Numerify raises $15M to help businesses shrink the cost of IT

Numerify, a startup that specializes in helping businesses gain better insights into their applications, took in $15 million in a series B funding round, bringing the company’s total investment to roughly $23 million.

Numerify operates in the application monitoring space alongside companies like [company]New Relic[/company] and [company]Splunk[/company]. What makes the startup different than the rest is that it doesn’t focus on capturing machine or log data nor does it attempt to figure out how well an application is performing for the sake of better functioning IT, said Numerify co-founder and CEO Gaurav Rewari.

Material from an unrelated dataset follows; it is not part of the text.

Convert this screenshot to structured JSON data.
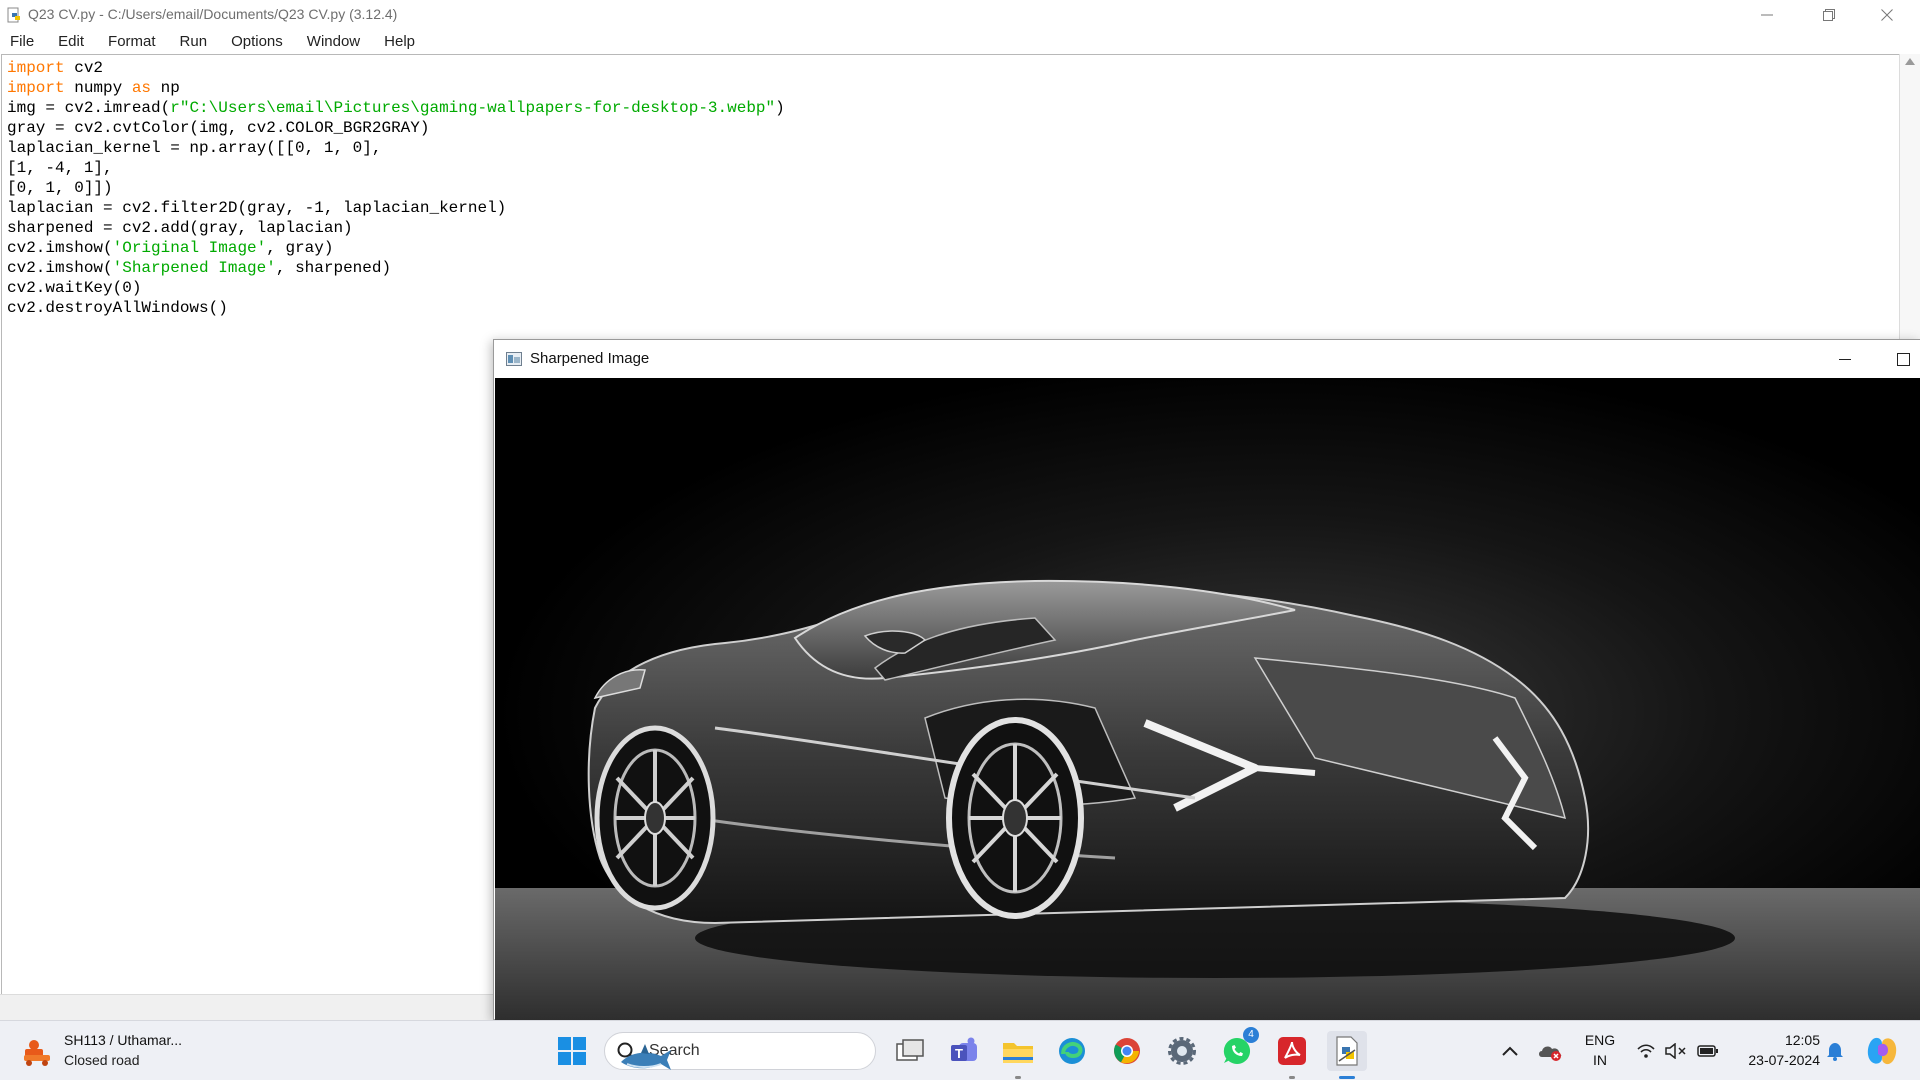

All the application data Numerify collects is used to provide business metrics for management to make decisions from.

“If you think about the complexity and cost associated with IT service delivery, it is staggering,” Rewari said. “Half the capital expenditure spent by businesses worldwide is spent on IT.”

The point of using the startup’s service is to discover the costs associated with maintaining the infrastructure that sits behind an application; this includes figuring out how much an organization spends when its IT staff has to work on solving problems, like resetting user passwords so people can access the company’s applications or other common IT dilemmas.

Numerify's interface

Numerify’s interface

The way Numerify works is by plugging into an organization’s infrastructure so it can extract data from a company’s various cloud services; this also includes taking in some financial data, which Rewari said is used to help calculate the associated costs of running infrastructure.

From there the company’s technology can transform the data into a dimensional data model that can generate comparisons of the data, like measuring an IT staff’s current response time to a particular incident to what its response time was six months ago. The company invested heavily in creating automation technology to speed up this process of quickly generating data warehouses from which information can be analyzed. Users who have no programming experience should be able to understand the analyzed data through the use of a simplified interface that allows them to see the results without having to “run a single line of SQL code,” Rewari said.

The Cupertino-based startup has 85 employees and counts [company]Netflix[/company], [company]Spansion[/company] and InComm among its over a dozen customers.

Sequoia Capital drove the investment round along with Lightspeed Venture Partners. The startup’s other investors include [company]Google[/company] Enterprise president Amit Singh, [company]LinkedIn[/company] senior vice president of products and user experience Deep Nishar and former CEO of Palo Alto Networks Lane Bess. Doug Leone, Sequoia Capital’s managing general partner, will join the startup’s board of directors as part of the new funding.

Post and thumbnail images courtesy of Shutterstock user Sergey Nivens.